> _Exercise instructions_
In the entries below, find the string "term" and return each line holding it.

> _Provided data_
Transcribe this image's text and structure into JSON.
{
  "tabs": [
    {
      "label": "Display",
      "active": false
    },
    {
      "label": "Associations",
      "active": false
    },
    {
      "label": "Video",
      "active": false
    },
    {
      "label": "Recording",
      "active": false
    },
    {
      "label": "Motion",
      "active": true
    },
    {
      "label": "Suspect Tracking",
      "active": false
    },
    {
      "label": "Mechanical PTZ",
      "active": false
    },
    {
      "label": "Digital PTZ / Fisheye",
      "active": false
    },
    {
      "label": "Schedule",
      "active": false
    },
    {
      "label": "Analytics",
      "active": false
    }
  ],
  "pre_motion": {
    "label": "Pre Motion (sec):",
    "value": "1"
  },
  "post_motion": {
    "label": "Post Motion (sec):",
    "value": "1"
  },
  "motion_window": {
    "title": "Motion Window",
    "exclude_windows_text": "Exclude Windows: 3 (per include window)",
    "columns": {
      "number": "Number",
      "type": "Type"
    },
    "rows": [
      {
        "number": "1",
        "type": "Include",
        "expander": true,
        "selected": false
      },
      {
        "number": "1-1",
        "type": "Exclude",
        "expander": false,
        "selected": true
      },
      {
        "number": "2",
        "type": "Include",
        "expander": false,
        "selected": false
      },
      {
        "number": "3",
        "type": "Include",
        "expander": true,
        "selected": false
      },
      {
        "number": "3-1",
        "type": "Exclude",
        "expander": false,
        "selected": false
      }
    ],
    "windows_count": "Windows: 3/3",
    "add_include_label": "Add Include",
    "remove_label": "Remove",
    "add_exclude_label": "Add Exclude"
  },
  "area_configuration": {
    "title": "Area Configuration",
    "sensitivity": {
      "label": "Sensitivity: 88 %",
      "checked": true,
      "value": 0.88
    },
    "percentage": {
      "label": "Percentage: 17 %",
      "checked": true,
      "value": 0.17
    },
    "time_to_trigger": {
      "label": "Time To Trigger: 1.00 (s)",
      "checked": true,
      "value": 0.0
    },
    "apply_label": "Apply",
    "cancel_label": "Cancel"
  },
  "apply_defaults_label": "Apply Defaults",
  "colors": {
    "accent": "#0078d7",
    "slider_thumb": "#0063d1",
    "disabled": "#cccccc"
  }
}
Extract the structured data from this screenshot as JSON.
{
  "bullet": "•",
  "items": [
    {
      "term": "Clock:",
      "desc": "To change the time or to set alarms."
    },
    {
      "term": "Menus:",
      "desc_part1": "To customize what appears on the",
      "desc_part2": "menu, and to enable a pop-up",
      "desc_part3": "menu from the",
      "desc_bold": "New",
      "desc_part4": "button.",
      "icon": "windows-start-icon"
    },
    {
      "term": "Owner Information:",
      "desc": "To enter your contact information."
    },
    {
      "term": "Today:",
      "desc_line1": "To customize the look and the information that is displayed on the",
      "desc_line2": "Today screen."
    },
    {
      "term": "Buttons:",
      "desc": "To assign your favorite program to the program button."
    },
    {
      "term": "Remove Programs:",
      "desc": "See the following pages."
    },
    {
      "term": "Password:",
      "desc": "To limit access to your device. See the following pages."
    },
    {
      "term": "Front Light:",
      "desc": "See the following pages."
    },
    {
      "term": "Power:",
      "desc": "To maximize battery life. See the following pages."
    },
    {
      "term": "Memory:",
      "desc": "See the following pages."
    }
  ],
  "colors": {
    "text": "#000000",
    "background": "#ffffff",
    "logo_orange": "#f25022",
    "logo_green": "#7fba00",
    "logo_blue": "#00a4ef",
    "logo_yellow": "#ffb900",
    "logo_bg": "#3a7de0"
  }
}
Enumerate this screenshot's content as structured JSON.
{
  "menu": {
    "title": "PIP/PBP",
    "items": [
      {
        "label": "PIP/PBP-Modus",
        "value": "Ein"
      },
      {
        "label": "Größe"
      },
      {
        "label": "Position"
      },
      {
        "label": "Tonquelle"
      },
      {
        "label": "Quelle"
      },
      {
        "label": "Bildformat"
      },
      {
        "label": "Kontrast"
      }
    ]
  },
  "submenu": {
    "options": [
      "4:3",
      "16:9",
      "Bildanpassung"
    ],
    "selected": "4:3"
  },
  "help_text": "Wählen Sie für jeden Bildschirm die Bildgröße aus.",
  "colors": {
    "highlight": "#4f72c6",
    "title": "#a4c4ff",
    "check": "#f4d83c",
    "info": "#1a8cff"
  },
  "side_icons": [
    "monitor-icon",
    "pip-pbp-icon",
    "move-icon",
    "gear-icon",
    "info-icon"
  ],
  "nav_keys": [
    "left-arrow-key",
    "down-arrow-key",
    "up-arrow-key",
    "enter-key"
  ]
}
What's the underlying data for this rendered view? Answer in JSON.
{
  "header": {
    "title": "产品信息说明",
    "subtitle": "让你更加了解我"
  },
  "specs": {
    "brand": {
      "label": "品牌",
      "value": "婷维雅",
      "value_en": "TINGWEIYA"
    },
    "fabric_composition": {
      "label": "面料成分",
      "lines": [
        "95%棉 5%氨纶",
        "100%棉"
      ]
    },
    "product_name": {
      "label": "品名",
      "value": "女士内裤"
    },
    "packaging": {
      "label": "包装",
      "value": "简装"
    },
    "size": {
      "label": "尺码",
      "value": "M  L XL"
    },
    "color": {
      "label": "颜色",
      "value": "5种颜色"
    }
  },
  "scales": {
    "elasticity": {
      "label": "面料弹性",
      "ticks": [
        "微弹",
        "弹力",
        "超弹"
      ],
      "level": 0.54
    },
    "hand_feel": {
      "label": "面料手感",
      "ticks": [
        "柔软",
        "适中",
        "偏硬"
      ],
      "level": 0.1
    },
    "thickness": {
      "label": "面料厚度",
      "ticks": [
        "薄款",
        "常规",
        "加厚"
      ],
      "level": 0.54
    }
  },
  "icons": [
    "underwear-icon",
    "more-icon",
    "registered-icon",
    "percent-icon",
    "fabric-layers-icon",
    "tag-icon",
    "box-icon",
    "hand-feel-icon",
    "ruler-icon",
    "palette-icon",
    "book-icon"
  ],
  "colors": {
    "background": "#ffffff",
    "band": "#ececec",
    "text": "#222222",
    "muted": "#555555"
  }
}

> _Answer_
      "term": "Clock:",
      "term": "Menus:",
      "term": "Owner Information:",
      "term": "Today:",
      "term": "Buttons:",
      "term": "Remove Programs:",
      "term": "Password:",
      "term": "Front Light:",
      "term": "Power:",
      "term": "Memory:",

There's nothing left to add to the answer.